Commentary: MGM Must Adjust to Doing Business in Massachusetts
“I’ve a feeling we’re not in Kansas anymore.”
That was Dorothy’s famous and endlessly requoted (usually incorrectly) comment to her dog, Toto, upon surveying the scene in Oz upon their arrival there.
Mike Mathis hasn’t said ‘I’ve a feeling we’re not in Vegas anymore’ yet (at least not publicly, anyway) but maybe he should, or at least acknowledge that fact.
The president of MGM Springfield certainly needs to do that after what could only be described as a turbulent few weeks during which his company has announced many changes to the planned $800 million casino planned for Springfield’s South End, and announced itself surprised by the reaction.
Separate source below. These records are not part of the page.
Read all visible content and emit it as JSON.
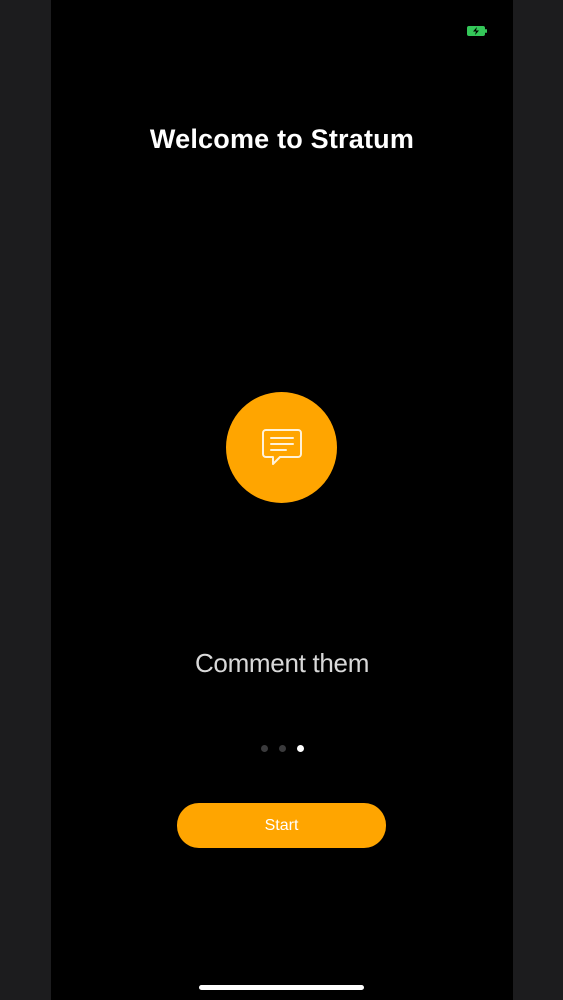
{
  "app": {
    "title": "Welcome to Stratum"
  },
  "status_bar": {
    "battery_icon": "battery-charging-icon",
    "battery_color": "#34c759"
  },
  "onboarding": {
    "feature_icon": "speech-bubble-icon",
    "accent_color": "#ffa500",
    "caption": "Comment them",
    "page_count": 3,
    "current_page": 3
  },
  "actions": {
    "start_label": "Start"
  }
}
These changes include plans to scrap a proposed 25-story hotel tower and replace it with a six-story structure designed, the company says, to better fit Springfield’s downtown and make street-level activities part of the experience at MGM Springfield. They also include a 14% reduction in the overall footprint for the project, 90% of which is “back-end” space, according to Mathis.
He made that statement at a press conference Tuesday called about an hour after one staged by Domenic Sarno, at which the Springfield mayor said it was “incomprehensible” that MGM wouldn’t mention that planned reduction in the size of the project at a meeting staged recently to explain the change in plans for the hotel.
An obviously upset Sarno felt blindsided, and let those at MGM know it.
Mathis, meanwhile, at his press conference, said the changes proposed to date are all part of a “tweaking process” that is still very much ongoing. He also said he and other MGM officials didn’t tell the mayor about the 14% reduction in the project’s size because, well, they didn’t see a need to — at least at that time — given where the changes were going to come.
Perhaps, but he has to remember that he’s not in Vegas anymore. He’s in Massachusetts, which is still cutting its teeth in the casino game, and where every bit of news — from the planned changes to the Springfield project to the announcement that revenues at the Plainridge slots parlor are down since its grand opening over the summer — is going to be greeted with surprise, skepticism, and, in the case of the hotel change, a request for a referendum question on the matter from Springfield’s City Council president.
Moving forward, Mathis implied that MGM will strive to be more transparent and communicate better with elected officials when they can.
That’s a good idea, as is the notion of never forgetting that he’s certainly not in Vegas anymore, and responding appropriately.